## [Web page and app entries]
◆ ◆ ◆ ◆ ◆ ◆ ◆
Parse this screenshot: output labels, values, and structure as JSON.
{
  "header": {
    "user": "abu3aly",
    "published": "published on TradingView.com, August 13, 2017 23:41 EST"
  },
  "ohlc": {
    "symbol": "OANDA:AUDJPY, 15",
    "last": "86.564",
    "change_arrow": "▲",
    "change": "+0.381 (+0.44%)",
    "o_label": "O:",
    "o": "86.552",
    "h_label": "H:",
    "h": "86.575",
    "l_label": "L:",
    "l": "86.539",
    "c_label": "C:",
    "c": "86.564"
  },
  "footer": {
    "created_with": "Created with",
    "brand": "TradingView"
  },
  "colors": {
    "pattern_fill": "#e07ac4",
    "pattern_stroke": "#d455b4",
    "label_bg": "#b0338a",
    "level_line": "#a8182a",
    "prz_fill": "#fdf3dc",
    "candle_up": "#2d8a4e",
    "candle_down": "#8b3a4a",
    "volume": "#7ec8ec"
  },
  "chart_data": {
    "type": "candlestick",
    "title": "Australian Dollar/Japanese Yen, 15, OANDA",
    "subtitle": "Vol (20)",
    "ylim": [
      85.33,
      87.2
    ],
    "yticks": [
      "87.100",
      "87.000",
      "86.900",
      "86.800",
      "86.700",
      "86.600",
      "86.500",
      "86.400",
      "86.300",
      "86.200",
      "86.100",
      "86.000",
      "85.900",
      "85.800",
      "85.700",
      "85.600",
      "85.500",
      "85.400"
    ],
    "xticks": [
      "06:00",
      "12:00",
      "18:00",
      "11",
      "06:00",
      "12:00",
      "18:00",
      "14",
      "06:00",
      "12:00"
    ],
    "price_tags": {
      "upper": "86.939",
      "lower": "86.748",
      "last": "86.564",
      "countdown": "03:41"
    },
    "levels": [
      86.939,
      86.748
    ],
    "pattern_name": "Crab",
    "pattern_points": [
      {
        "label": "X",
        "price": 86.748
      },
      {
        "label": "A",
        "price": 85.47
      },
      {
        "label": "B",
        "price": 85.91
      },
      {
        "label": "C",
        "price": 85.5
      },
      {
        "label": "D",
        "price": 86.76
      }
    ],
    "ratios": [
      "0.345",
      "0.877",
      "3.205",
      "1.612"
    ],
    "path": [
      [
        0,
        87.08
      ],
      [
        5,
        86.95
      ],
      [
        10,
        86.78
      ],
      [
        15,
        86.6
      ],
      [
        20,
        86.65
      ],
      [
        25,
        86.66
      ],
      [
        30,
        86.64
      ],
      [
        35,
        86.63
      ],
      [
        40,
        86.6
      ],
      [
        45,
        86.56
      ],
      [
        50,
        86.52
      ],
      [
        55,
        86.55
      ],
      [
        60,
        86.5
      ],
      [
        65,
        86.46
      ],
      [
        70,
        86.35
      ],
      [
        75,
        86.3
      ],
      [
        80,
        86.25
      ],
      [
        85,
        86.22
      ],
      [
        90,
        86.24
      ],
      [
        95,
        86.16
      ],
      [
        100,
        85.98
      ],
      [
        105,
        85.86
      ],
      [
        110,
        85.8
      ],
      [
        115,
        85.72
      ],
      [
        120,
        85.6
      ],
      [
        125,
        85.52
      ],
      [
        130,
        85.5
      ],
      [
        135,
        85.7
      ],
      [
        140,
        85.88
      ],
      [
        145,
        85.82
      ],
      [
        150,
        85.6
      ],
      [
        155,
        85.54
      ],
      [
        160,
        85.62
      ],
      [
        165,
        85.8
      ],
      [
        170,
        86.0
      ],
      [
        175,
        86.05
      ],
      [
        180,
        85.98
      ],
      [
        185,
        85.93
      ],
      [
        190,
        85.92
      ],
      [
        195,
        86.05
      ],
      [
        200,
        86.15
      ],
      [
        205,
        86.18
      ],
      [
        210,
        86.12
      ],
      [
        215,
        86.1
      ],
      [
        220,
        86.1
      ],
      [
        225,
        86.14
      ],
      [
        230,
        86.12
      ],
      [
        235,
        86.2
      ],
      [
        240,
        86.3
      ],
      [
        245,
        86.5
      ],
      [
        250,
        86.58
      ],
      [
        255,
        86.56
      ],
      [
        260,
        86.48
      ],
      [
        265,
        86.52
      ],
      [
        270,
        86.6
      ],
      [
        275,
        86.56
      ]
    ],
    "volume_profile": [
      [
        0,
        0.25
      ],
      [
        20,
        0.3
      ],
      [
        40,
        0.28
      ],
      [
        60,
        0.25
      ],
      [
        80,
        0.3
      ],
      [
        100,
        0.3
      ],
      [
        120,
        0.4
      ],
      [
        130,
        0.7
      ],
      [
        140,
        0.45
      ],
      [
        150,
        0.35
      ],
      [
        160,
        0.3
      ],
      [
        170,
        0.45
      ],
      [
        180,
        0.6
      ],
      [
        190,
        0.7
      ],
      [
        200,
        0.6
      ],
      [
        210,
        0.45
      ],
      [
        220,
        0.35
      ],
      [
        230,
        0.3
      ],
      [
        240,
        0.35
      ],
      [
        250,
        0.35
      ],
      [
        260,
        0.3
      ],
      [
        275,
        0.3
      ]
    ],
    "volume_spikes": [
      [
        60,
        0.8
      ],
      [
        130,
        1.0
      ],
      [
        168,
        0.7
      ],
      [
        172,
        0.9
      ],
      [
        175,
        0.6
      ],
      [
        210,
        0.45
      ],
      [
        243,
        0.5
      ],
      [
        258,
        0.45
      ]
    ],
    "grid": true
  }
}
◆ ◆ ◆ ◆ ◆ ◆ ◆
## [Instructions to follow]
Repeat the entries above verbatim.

## [Answer box]
Parse this screenshot: output labels, values, and structure as JSON.
{
  "header": {
    "user": "abu3aly",
    "published": "published on TradingView.com, August 13, 2017 23:41 EST"
  },
  "ohlc": {
    "symbol": "OANDA:AUDJPY, 15",
    "last": "86.564",
    "change_arrow": "▲",
    "change": "+0.381 (+0.44%)",
    "o_label": "O:",
    "o": "86.552",
    "h_label": "H:",
    "h": "86.575",
    "l_label": "L:",
    "l": "86.539",
    "c_label": "C:",
    "c": "86.564"
  },
  "footer": {
    "created_with": "Created with",
    "brand": "TradingView"
  },
  "colors": {
    "pattern_fill": "#e07ac4",
    "pattern_stroke": "#d455b4",
    "label_bg": "#b0338a",
    "level_line": "#a8182a",
    "prz_fill": "#fdf3dc",
    "candle_up": "#2d8a4e",
    "candle_down": "#8b3a4a",
    "volume": "#7ec8ec"
  },
  "chart_data": {
    "type": "candlestick",
    "title": "Australian Dollar/Japanese Yen, 15, OANDA",
    "subtitle": "Vol (20)",
    "ylim": [
      85.33,
      87.2
    ],
    "yticks": [
      "87.100",
      "87.000",
      "86.900",
      "86.800",
      "86.700",
      "86.600",
      "86.500",
      "86.400",
      "86.300",
      "86.200",
      "86.100",
      "86.000",
      "85.900",
      "85.800",
      "85.700",
      "85.600",
      "85.500",
      "85.400"
    ],
    "xticks": [
      "06:00",
      "12:00",
      "18:00",
      "11",
      "06:00",
      "12:00",
      "18:00",
      "14",
      "06:00",
      "12:00"
    ],
    "price_tags": {
      "upper": "86.939",
      "lower": "86.748",
      "last": "86.564",
      "countdown": "03:41"
    },
    "levels": [
      86.939,
      86.748
    ],
    "pattern_name": "Crab",
    "pattern_points": [
      {
        "label": "X",
        "price": 86.748
      },
      {
        "label": "A",
        "price": 85.47
      },
      {
        "label": "B",
        "price": 85.91
      },
      {
        "label": "C",
        "price": 85.5
      },
      {
        "label": "D",
        "price": 86.76
      }
    ],
    "ratios": [
      "0.345",
      "0.877",
      "3.205",
      "1.612"
    ],
    "path": [
      [
        0,
        87.08
      ],
      [
        5,
        86.95
      ],
      [
        10,
        86.78
      ],
      [
        15,
        86.6
      ],
      [
        20,
        86.65
      ],
      [
        25,
        86.66
      ],
      [
        30,
        86.64
      ],
      [
        35,
        86.63
      ],
      [
        40,
        86.6
      ],
      [
        45,
        86.56
      ],
      [
        50,
        86.52
      ],
      [
        55,
        86.55
      ],
      [
        60,
        86.5
      ],
      [
        65,
        86.46
      ],
      [
        70,
        86.35
      ],
      [
        75,
        86.3
      ],
      [
        80,
        86.25
      ],
      [
        85,
        86.22
      ],
      [
        90,
        86.24
      ],
      [
        95,
        86.16
      ],
      [
        100,
        85.98
      ],
      [
        105,
        85.86
      ],
      [
        110,
        85.8
      ],
      [
        115,
        85.72
      ],
      [
        120,
        85.6
      ],
      [
        125,
        85.52
      ],
      [
        130,
        85.5
      ],
      [
        135,
        85.7
      ],
      [
        140,
        85.88
      ],
      [
        145,
        85.82
      ],
      [
        150,
        85.6
      ],
      [
        155,
        85.54
      ],
      [
        160,
        85.62
      ],
      [
        165,
        85.8
      ],
      [
        170,
        86.0
      ],
      [
        175,
        86.05
      ],
      [
        180,
        85.98
      ],
      [
        185,
        85.93
      ],
      [
        190,
        85.92
      ],
      [
        195,
        86.05
      ],
      [
        200,
        86.15
      ],
      [
        205,
        86.18
      ],
      [
        210,
        86.12
      ],
      [
        215,
        86.1
      ],
      [
        220,
        86.1
      ],
      [
        225,
        86.14
      ],
      [
        230,
        86.12
      ],
      [
        235,
        86.2
      ],
      [
        240,
        86.3
      ],
      [
        245,
        86.5
      ],
      [
        250,
        86.58
      ],
      [
        255,
        86.56
      ],
      [
        260,
        86.48
      ],
      [
        265,
        86.52
      ],
      [
        270,
        86.6
      ],
      [
        275,
        86.56
      ]
    ],
    "volume_profile": [
      [
        0,
        0.25
      ],
      [
        20,
        0.3
      ],
      [
        40,
        0.28
      ],
      [
        60,
        0.25
      ],
      [
        80,
        0.3
      ],
      [
        100,
        0.3
      ],
      [
        120,
        0.4
      ],
      [
        130,
        0.7
      ],
      [
        140,
        0.45
      ],
      [
        150,
        0.35
      ],
      [
        160,
        0.3
      ],
      [
        170,
        0.45
      ],
      [
        180,
        0.6
      ],
      [
        190,
        0.7
      ],
      [
        200,
        0.6
      ],
      [
        210,
        0.45
      ],
      [
        220,
        0.35
      ],
      [
        230,
        0.3
      ],
      [
        240,
        0.35
      ],
      [
        250,
        0.35
      ],
      [
        260,
        0.3
      ],
      [
        275,
        0.3
      ]
    ],
    "volume_spikes": [
      [
        60,
        0.8
      ],
      [
        130,
        1.0
      ],
      [
        168,
        0.7
      ],
      [
        172,
        0.9
      ],
      [
        175,
        0.6
      ],
      [
        210,
        0.45
      ],
      [
        243,
        0.5
      ],
      [
        258,
        0.45
      ]
    ],
    "grid": true
  }
}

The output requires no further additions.